TRY IT – All of the records that follow need to be copied word for word, without the pictures.

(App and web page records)
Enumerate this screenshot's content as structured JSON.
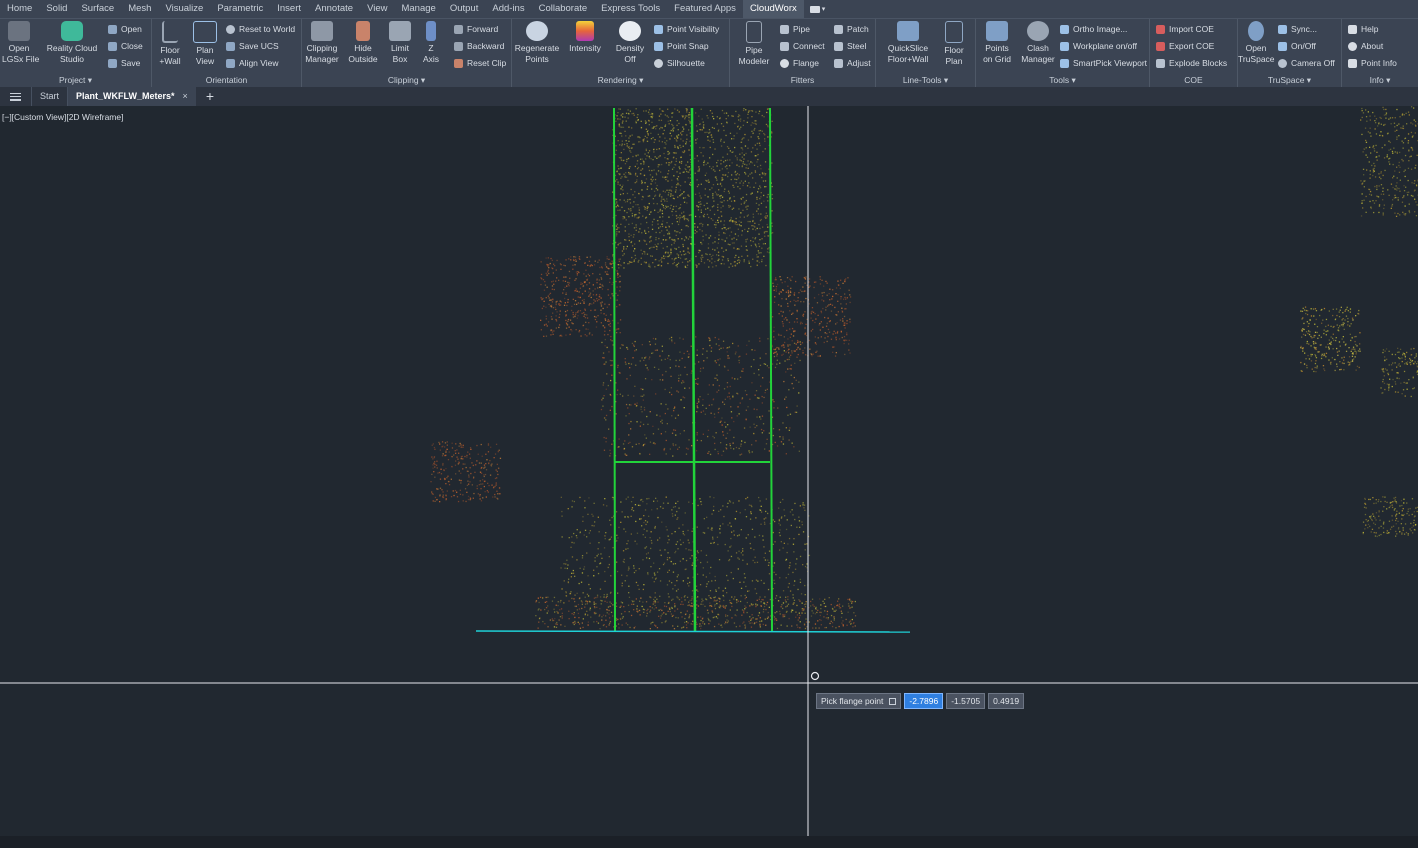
{
  "menu_tabs": [
    "Home",
    "Solid",
    "Surface",
    "Mesh",
    "Visualize",
    "Parametric",
    "Insert",
    "Annotate",
    "View",
    "Manage",
    "Output",
    "Add-ins",
    "Collaborate",
    "Express Tools",
    "Featured Apps",
    "CloudWorx"
  ],
  "active_menu_tab": "CloudWorx",
  "ribbon": {
    "project": {
      "title": "Project ▾",
      "open_lgsx": "Open\nLGSx File",
      "reality_cloud": "Reality Cloud\nStudio",
      "open": "Open",
      "close": "Close",
      "save": "Save"
    },
    "orientation": {
      "title": "Orientation",
      "floor_wall": "Floor\n+Wall",
      "plan_view": "Plan\nView",
      "reset_world": "Reset to World",
      "save_ucs": "Save UCS",
      "align_view": "Align View"
    },
    "clipping": {
      "title": "Clipping ▾",
      "manager": "Clipping\nManager",
      "hide_outside": "Hide\nOutside",
      "limit_box": "Limit\nBox",
      "z_axis": "Z\nAxis",
      "forward": "Forward",
      "backward": "Backward",
      "reset_clip": "Reset Clip"
    },
    "rendering": {
      "title": "Rendering ▾",
      "regenerate": "Regenerate\nPoints",
      "intensity": "Intensity",
      "density": "Density\nOff",
      "point_visibility": "Point Visibility",
      "point_snap": "Point Snap",
      "silhouette": "Silhouette"
    },
    "fitters": {
      "title": "Fitters",
      "pipe_modeler": "Pipe\nModeler",
      "pipe": "Pipe",
      "connect": "Connect",
      "flange": "Flange",
      "patch": "Patch",
      "steel": "Steel",
      "adjust": "Adjust"
    },
    "linetools": {
      "title": "Line-Tools ▾",
      "quickslice": "QuickSlice\nFloor+Wall",
      "floor_plan": "Floor\nPlan"
    },
    "tools": {
      "title": "Tools ▾",
      "points_grid": "Points\non Grid",
      "clash_manager": "Clash\nManager",
      "ortho_image": "Ortho Image...",
      "workplane": "Workplane on/off",
      "smartpick": "SmartPick Viewport"
    },
    "coe": {
      "title": "COE",
      "import_coe": "Import COE",
      "export_coe": "Export COE",
      "explode_blocks": "Explode Blocks"
    },
    "truspace": {
      "title": "TruSpace ▾",
      "open_truspace": "Open\nTruSpace",
      "sync": "Sync...",
      "onoff": "On/Off",
      "camera_off": "Camera Off"
    },
    "info": {
      "title": "Info ▾",
      "help": "Help",
      "about": "About",
      "point_info": "Point Info"
    }
  },
  "doc_tabs": {
    "start": "Start",
    "active": "Plant_WKFLW_Meters*",
    "close": "×",
    "add": "+"
  },
  "viewport": {
    "label": "[−][Custom View][2D Wireframe]"
  },
  "prompt": {
    "label": "Pick flange point",
    "x": "-2.7896",
    "y": "-1.5705",
    "z": "0.4919"
  },
  "colors": {
    "accent": "#2f7fe0",
    "green_model": "#22d33a",
    "cyan_line": "#1fd0d6",
    "point_yellow": "#c9c23a",
    "point_orange": "#d2692c"
  }
}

TASK SOLUTION –
Enumerate this screenshot's content as structured JSON.
{
  "menu_tabs": [
    "Home",
    "Solid",
    "Surface",
    "Mesh",
    "Visualize",
    "Parametric",
    "Insert",
    "Annotate",
    "View",
    "Manage",
    "Output",
    "Add-ins",
    "Collaborate",
    "Express Tools",
    "Featured Apps",
    "CloudWorx"
  ],
  "active_menu_tab": "CloudWorx",
  "ribbon": {
    "project": {
      "title": "Project ▾",
      "open_lgsx": "Open\nLGSx File",
      "reality_cloud": "Reality Cloud\nStudio",
      "open": "Open",
      "close": "Close",
      "save": "Save"
    },
    "orientation": {
      "title": "Orientation",
      "floor_wall": "Floor\n+Wall",
      "plan_view": "Plan\nView",
      "reset_world": "Reset to World",
      "save_ucs": "Save UCS",
      "align_view": "Align View"
    },
    "clipping": {
      "title": "Clipping ▾",
      "manager": "Clipping\nManager",
      "hide_outside": "Hide\nOutside",
      "limit_box": "Limit\nBox",
      "z_axis": "Z\nAxis",
      "forward": "Forward",
      "backward": "Backward",
      "reset_clip": "Reset Clip"
    },
    "rendering": {
      "title": "Rendering ▾",
      "regenerate": "Regenerate\nPoints",
      "intensity": "Intensity",
      "density": "Density\nOff",
      "point_visibility": "Point Visibility",
      "point_snap": "Point Snap",
      "silhouette": "Silhouette"
    },
    "fitters": {
      "title": "Fitters",
      "pipe_modeler": "Pipe\nModeler",
      "pipe": "Pipe",
      "connect": "Connect",
      "flange": "Flange",
      "patch": "Patch",
      "steel": "Steel",
      "adjust": "Adjust"
    },
    "linetools": {
      "title": "Line-Tools ▾",
      "quickslice": "QuickSlice\nFloor+Wall",
      "floor_plan": "Floor\nPlan"
    },
    "tools": {
      "title": "Tools ▾",
      "points_grid": "Points\non Grid",
      "clash_manager": "Clash\nManager",
      "ortho_image": "Ortho Image...",
      "workplane": "Workplane on/off",
      "smartpick": "SmartPick Viewport"
    },
    "coe": {
      "title": "COE",
      "import_coe": "Import COE",
      "export_coe": "Export COE",
      "explode_blocks": "Explode Blocks"
    },
    "truspace": {
      "title": "TruSpace ▾",
      "open_truspace": "Open\nTruSpace",
      "sync": "Sync...",
      "onoff": "On/Off",
      "camera_off": "Camera Off"
    },
    "info": {
      "title": "Info ▾",
      "help": "Help",
      "about": "About",
      "point_info": "Point Info"
    }
  },
  "doc_tabs": {
    "start": "Start",
    "active": "Plant_WKFLW_Meters*",
    "close": "×",
    "add": "+"
  },
  "viewport": {
    "label": "[−][Custom View][2D Wireframe]"
  },
  "prompt": {
    "label": "Pick flange point",
    "x": "-2.7896",
    "y": "-1.5705",
    "z": "0.4919"
  },
  "colors": {
    "accent": "#2f7fe0",
    "green_model": "#22d33a",
    "cyan_line": "#1fd0d6",
    "point_yellow": "#c9c23a",
    "point_orange": "#d2692c"
  }
}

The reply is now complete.